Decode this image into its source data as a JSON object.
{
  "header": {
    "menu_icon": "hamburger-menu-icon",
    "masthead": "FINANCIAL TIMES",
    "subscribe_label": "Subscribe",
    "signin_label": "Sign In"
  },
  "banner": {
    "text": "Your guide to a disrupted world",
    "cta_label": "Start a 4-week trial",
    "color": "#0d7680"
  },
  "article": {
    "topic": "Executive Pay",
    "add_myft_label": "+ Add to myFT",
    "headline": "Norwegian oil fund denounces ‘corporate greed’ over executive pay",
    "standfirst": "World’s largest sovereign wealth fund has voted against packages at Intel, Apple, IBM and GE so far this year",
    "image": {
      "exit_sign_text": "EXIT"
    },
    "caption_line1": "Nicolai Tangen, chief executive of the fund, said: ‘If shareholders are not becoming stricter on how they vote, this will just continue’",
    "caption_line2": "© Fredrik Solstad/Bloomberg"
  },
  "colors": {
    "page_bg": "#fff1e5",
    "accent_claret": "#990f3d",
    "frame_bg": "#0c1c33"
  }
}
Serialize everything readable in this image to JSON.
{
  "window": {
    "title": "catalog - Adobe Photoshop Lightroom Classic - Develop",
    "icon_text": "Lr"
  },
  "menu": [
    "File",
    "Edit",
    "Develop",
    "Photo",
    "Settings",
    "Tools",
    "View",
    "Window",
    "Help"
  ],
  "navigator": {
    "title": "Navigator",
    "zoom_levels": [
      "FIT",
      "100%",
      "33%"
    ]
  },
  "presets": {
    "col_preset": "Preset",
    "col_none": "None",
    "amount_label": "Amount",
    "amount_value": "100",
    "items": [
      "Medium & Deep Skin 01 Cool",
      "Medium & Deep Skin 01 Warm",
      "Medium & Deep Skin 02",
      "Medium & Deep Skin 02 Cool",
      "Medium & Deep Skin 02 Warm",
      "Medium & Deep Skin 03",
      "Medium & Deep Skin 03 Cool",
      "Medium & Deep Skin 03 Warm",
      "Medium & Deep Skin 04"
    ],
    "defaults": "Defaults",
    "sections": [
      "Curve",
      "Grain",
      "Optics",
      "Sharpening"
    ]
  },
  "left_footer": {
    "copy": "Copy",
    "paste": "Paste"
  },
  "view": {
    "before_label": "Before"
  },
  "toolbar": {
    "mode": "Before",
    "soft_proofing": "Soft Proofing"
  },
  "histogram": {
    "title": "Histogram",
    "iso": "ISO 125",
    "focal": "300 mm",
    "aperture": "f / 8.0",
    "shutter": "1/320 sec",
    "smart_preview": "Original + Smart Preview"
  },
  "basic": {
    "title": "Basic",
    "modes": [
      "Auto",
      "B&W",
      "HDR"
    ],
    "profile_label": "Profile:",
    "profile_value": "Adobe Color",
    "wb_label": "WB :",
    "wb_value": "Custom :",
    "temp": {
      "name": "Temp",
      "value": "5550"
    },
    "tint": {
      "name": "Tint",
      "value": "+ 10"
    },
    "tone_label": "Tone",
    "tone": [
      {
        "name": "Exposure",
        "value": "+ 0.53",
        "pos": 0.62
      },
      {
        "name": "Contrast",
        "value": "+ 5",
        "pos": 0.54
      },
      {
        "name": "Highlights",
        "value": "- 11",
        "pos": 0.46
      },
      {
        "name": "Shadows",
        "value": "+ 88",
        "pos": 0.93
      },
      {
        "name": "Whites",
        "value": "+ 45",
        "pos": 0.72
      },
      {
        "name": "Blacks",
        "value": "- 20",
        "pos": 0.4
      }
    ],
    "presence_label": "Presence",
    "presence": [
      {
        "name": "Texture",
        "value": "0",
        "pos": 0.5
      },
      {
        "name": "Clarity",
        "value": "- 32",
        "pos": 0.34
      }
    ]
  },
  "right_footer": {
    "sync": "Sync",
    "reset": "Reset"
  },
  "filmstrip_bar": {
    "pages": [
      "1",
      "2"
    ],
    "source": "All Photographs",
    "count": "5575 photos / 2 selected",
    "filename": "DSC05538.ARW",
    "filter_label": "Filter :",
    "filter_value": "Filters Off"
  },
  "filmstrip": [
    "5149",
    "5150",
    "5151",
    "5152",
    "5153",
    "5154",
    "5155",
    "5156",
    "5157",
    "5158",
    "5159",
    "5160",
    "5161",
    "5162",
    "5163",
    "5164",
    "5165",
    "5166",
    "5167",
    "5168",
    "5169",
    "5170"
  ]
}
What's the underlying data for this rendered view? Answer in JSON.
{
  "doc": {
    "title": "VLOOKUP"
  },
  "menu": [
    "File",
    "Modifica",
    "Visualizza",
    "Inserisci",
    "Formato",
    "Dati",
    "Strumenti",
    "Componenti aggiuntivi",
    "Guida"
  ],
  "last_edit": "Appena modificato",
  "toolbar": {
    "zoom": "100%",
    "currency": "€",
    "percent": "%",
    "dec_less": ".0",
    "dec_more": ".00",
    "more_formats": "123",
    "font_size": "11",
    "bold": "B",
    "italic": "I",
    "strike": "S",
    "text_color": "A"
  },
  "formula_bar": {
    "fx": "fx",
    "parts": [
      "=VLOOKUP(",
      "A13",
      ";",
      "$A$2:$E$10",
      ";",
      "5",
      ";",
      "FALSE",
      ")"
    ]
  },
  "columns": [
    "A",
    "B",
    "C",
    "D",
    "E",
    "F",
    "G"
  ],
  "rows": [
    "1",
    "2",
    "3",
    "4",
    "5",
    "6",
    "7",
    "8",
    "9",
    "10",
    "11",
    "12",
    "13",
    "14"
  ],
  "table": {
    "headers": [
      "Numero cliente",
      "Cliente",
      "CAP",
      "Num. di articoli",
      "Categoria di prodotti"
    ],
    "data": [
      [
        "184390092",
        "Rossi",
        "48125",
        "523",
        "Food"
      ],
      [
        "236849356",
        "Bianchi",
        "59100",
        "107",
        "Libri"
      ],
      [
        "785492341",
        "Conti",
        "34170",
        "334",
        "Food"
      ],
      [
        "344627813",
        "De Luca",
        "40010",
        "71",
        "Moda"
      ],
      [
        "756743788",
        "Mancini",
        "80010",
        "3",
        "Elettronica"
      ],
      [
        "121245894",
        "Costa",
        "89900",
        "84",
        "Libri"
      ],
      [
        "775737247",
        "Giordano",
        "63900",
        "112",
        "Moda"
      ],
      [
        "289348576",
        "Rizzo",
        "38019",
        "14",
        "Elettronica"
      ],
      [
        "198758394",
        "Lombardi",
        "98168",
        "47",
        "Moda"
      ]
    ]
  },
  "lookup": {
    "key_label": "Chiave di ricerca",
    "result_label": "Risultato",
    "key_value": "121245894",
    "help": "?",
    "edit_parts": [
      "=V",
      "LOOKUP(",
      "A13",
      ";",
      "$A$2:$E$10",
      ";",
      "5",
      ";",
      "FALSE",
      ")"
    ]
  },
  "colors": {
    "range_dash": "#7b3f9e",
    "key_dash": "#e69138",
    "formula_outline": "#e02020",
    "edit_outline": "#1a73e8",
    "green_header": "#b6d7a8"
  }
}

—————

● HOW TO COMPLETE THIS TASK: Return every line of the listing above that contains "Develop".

● RESPONSE:
    "title": "catalog - Adobe Photoshop Lightroom Classic - Develop",
    "Develop",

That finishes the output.